Therefore people start to engage in self-censorship over subjects that are really harmless to talk about and do not indicate any sort of wrongdoing. In self-conditioning the way they speak, they actually start to self-condition what they think about; this was the result of Stalinism in the Soviet Union and it changed the way people think about their daily lives. It contributed towards the creation of what we have described as the "not" method of communication, in which you say the opposite of what you really mean in order to evade the attentions of the security forces. Mass audio surveillance, like any system that regulates what people talk about, is a form of censorship. It detracts from common sense and causes people to talk in euphemisms and deliberately to avoid certain constructions, and instead to talk in silly ciphers to avoid the sanction of the censor.
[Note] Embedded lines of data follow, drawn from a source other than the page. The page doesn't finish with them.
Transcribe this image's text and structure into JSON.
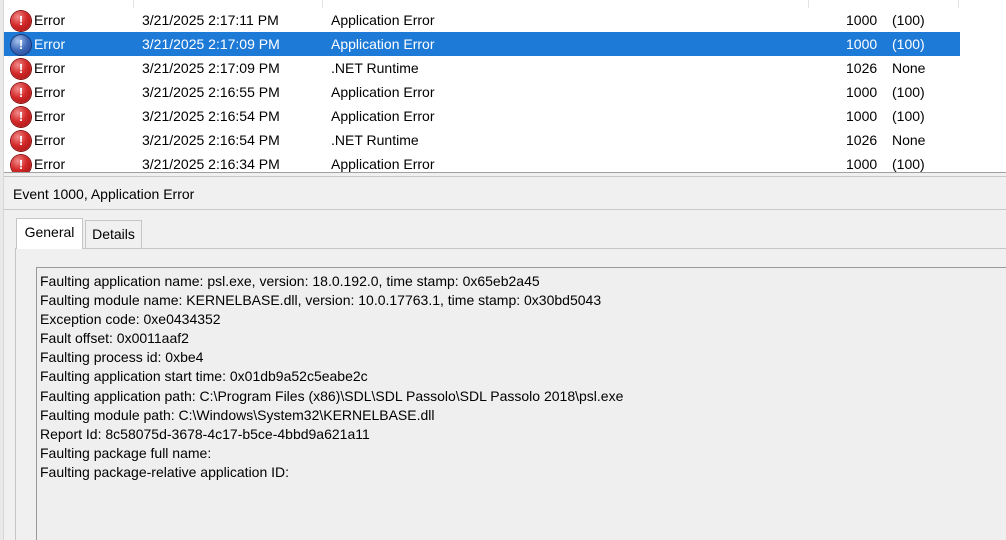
{
  "events": [
    {
      "level": "Error",
      "date": "3/21/2025 2:17:11 PM",
      "source": "Application Error",
      "id": "1000",
      "task": "(100)",
      "selected": false,
      "icon": "error-icon"
    },
    {
      "level": "Error",
      "date": "3/21/2025 2:17:09 PM",
      "source": "Application Error",
      "id": "1000",
      "task": "(100)",
      "selected": true,
      "icon": "info-icon"
    },
    {
      "level": "Error",
      "date": "3/21/2025 2:17:09 PM",
      "source": ".NET Runtime",
      "id": "1026",
      "task": "None",
      "selected": false,
      "icon": "error-icon"
    },
    {
      "level": "Error",
      "date": "3/21/2025 2:16:55 PM",
      "source": "Application Error",
      "id": "1000",
      "task": "(100)",
      "selected": false,
      "icon": "error-icon"
    },
    {
      "level": "Error",
      "date": "3/21/2025 2:16:54 PM",
      "source": "Application Error",
      "id": "1000",
      "task": "(100)",
      "selected": false,
      "icon": "error-icon"
    },
    {
      "level": "Error",
      "date": "3/21/2025 2:16:54 PM",
      "source": ".NET Runtime",
      "id": "1026",
      "task": "None",
      "selected": false,
      "icon": "error-icon"
    },
    {
      "level": "Error",
      "date": "3/21/2025 2:16:34 PM",
      "source": "Application Error",
      "id": "1000",
      "task": "(100)",
      "selected": false,
      "icon": "error-icon"
    }
  ],
  "detail": {
    "title": "Event 1000, Application Error",
    "tabs": {
      "general": "General",
      "details": "Details"
    },
    "description": [
      "Faulting application name: psl.exe, version: 18.0.192.0, time stamp: 0x65eb2a45",
      "Faulting module name: KERNELBASE.dll, version: 10.0.17763.1, time stamp: 0x30bd5043",
      "Exception code: 0xe0434352",
      "Fault offset: 0x0011aaf2",
      "Faulting process id: 0xbe4",
      "Faulting application start time: 0x01db9a52c5eabe2c",
      "Faulting application path: C:\\Program Files (x86)\\SDL\\SDL Passolo\\SDL Passolo 2018\\psl.exe",
      "Faulting module path: C:\\Windows\\System32\\KERNELBASE.dll",
      "Report Id: 8c58075d-3678-4c17-b5ce-4bbd9a621a11",
      "Faulting package full name:",
      "Faulting package-relative application ID:"
    ]
  },
  "colors": {
    "selection": "#1e7ad7",
    "error_icon": "#d42a2a",
    "info_icon": "#3e69b7"
  }
}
The net consequences for society of mass audio surveillance is regulation of free speech. In the West we consider this unabashedly a bad idea, because we believe that it is only through the open and free expression of views and their debate that the truth prevails, as do superior ideas. By stopping us from talking about certain things, we prevent that process of free debate that is a cornerstone of western civilisation going back as far as the Enlightenment. In the words of Winston Churchill, “I disapprove of what you say, but I will defend to the death your right to say it”. This principle is eviscerated by mass audio surveillance.
What should we do about this phenomenon, in which it is possible to regulate free speech through increases in information technology by having machines listen to everything we say and parse our language so as to prevent us from saying things - thereby producing a chilling effect upon freedom of speech? The answer is that we must ban it unless it takes place a judicially authorised warrant, just as other sorts of intrusion into our private lives and civil liberties are banned without warrants showing probable cause (the test in US legal language) or reasonable suspicion (the equivalent test in British English legal language) that the parties to be placed under illicit surveillance are genuinely engaged in some serious criminal wrong. Illicit intrusion upon people’s conversations, whether it be through a traditional wiretap, hacking someone’s email or electronic audio surveillance, is a gross infringement of civil liberties and can be justified only by an independent judicial authority.
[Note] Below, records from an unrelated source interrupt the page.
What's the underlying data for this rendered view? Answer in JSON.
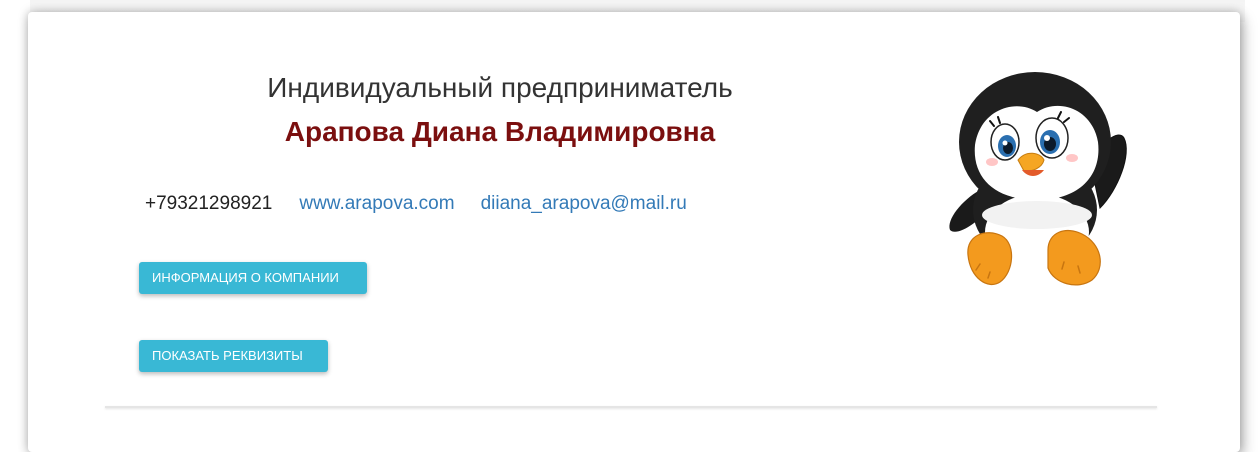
{
  "profile": {
    "title": "Индивидуальный предприниматель",
    "name": "Арапова Диана Владимировна"
  },
  "contacts": {
    "phone": "+79321298921",
    "website": "www.arapova.com",
    "email": "diiana_arapova@mail.ru"
  },
  "buttons": {
    "company_info": "ИНФОРМАЦИЯ О КОМПАНИИ",
    "show_details": "ПОКАЗАТЬ РЕКВИЗИТЫ"
  },
  "mascot": {
    "icon": "penguin-icon"
  },
  "colors": {
    "name_color": "#7b0f0f",
    "link_color": "#337ab7",
    "button_bg": "#39b8d5"
  }
}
In this regard the West, leading the world in the advancement of civil liberties, must take a principled stand and should enact legislation explicitly outlawing this type of surveillance whether it be undertaken privately or by a public authority. We cannot hope to win the war of ideas with the world’s undemocratic regimes, and maintain the moral authority of western ideals, without taking a lead upon this new and unnerving phenomenon. Explicit criminalisation of mass audio surveillance, absent judicial warrant (that in due course the subject of such a warrant should have the opportunity to challenge in a legal procedure exhibiting transparent due process), is an essential step to preserve the western value of liberty. Democracy cannot survive without liberty, because a free vote becomes meaningless if there cannot be debate about the ideas that the competing candidates for one's vote are advocating. Nothing less than the Western way of life is at stake.